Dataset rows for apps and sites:

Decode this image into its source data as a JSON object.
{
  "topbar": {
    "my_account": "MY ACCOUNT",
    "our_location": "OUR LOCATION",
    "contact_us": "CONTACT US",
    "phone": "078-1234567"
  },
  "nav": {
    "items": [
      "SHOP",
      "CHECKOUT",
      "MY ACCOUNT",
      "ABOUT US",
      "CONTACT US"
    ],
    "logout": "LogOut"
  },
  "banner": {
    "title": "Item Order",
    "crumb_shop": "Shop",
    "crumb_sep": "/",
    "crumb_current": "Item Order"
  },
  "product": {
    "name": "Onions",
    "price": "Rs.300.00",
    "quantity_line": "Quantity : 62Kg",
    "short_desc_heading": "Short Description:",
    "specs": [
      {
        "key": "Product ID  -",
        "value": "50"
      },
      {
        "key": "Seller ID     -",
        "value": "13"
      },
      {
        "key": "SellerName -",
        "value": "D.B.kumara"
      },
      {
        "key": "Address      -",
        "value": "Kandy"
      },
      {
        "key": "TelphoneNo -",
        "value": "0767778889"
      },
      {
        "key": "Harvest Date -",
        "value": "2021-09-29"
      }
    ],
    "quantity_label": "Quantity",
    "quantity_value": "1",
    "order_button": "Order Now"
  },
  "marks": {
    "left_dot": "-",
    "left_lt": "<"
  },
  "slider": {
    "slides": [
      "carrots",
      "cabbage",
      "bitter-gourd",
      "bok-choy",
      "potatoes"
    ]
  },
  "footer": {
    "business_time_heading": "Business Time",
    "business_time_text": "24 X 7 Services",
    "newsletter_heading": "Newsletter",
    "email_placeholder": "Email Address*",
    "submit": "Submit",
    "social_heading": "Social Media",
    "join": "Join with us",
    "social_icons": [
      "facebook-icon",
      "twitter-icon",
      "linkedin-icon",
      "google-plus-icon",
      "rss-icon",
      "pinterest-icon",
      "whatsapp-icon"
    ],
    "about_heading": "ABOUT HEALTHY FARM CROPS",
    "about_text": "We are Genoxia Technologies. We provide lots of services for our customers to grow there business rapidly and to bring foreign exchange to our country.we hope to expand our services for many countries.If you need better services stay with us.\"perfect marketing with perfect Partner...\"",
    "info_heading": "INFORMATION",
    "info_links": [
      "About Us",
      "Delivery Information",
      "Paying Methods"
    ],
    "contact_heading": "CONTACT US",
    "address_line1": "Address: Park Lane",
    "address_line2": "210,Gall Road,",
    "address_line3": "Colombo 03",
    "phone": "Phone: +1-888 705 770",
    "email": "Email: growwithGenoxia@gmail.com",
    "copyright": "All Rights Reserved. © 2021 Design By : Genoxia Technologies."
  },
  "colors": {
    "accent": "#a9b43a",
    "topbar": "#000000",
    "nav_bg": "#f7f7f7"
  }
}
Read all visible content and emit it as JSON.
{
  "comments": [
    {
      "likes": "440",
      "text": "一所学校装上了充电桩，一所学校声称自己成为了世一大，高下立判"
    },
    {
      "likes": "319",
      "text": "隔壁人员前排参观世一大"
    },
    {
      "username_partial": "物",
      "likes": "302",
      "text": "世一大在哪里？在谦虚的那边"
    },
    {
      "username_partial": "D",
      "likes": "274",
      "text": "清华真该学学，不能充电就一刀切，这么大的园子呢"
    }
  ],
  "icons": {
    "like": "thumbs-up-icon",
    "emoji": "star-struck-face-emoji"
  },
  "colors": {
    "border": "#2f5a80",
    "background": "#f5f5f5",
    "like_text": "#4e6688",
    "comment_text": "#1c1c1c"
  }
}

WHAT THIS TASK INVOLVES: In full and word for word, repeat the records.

TASK ANSWER:
Decode this image into its source data as a JSON object.
{
  "topbar": {
    "my_account": "MY ACCOUNT",
    "our_location": "OUR LOCATION",
    "contact_us": "CONTACT US",
    "phone": "078-1234567"
  },
  "nav": {
    "items": [
      "SHOP",
      "CHECKOUT",
      "MY ACCOUNT",
      "ABOUT US",
      "CONTACT US"
    ],
    "logout": "LogOut"
  },
  "banner": {
    "title": "Item Order",
    "crumb_shop": "Shop",
    "crumb_sep": "/",
    "crumb_current": "Item Order"
  },
  "product": {
    "name": "Onions",
    "price": "Rs.300.00",
    "quantity_line": "Quantity : 62Kg",
    "short_desc_heading": "Short Description:",
    "specs": [
      {
        "key": "Product ID  -",
        "value": "50"
      },
      {
        "key": "Seller ID     -",
        "value": "13"
      },
      {
        "key": "SellerName -",
        "value": "D.B.kumara"
      },
      {
        "key": "Address      -",
        "value": "Kandy"
      },
      {
        "key": "TelphoneNo -",
        "value": "0767778889"
      },
      {
        "key": "Harvest Date -",
        "value": "2021-09-29"
      }
    ],
    "quantity_label": "Quantity",
    "quantity_value": "1",
    "order_button": "Order Now"
  },
  "marks": {
    "left_dot": "-",
    "left_lt": "<"
  },
  "slider": {
    "slides": [
      "carrots",
      "cabbage",
      "bitter-gourd",
      "bok-choy",
      "potatoes"
    ]
  },
  "footer": {
    "business_time_heading": "Business Time",
    "business_time_text": "24 X 7 Services",
    "newsletter_heading": "Newsletter",
    "email_placeholder": "Email Address*",
    "submit": "Submit",
    "social_heading": "Social Media",
    "join": "Join with us",
    "social_icons": [
      "facebook-icon",
      "twitter-icon",
      "linkedin-icon",
      "google-plus-icon",
      "rss-icon",
      "pinterest-icon",
      "whatsapp-icon"
    ],
    "about_heading": "ABOUT HEALTHY FARM CROPS",
    "about_text": "We are Genoxia Technologies. We provide lots of services for our customers to grow there business rapidly and to bring foreign exchange to our country.we hope to expand our services for many countries.If you need better services stay with us.\"perfect marketing with perfect Partner...\"",
    "info_heading": "INFORMATION",
    "info_links": [
      "About Us",
      "Delivery Information",
      "Paying Methods"
    ],
    "contact_heading": "CONTACT US",
    "address_line1": "Address: Park Lane",
    "address_line2": "210,Gall Road,",
    "address_line3": "Colombo 03",
    "phone": "Phone: +1-888 705 770",
    "email": "Email: growwithGenoxia@gmail.com",
    "copyright": "All Rights Reserved. © 2021 Design By : Genoxia Technologies."
  },
  "colors": {
    "accent": "#a9b43a",
    "topbar": "#000000",
    "nav_bg": "#f7f7f7"
  }
}
Read all visible content and emit it as JSON.
{
  "comments": [
    {
      "likes": "440",
      "text": "一所学校装上了充电桩，一所学校声称自己成为了世一大，高下立判"
    },
    {
      "likes": "319",
      "text": "隔壁人员前排参观世一大"
    },
    {
      "username_partial": "物",
      "likes": "302",
      "text": "世一大在哪里？在谦虚的那边"
    },
    {
      "username_partial": "D",
      "likes": "274",
      "text": "清华真该学学，不能充电就一刀切，这么大的园子呢"
    }
  ],
  "icons": {
    "like": "thumbs-up-icon",
    "emoji": "star-struck-face-emoji"
  },
  "colors": {
    "border": "#2f5a80",
    "background": "#f5f5f5",
    "like_text": "#4e6688",
    "comment_text": "#1c1c1c"
  }
}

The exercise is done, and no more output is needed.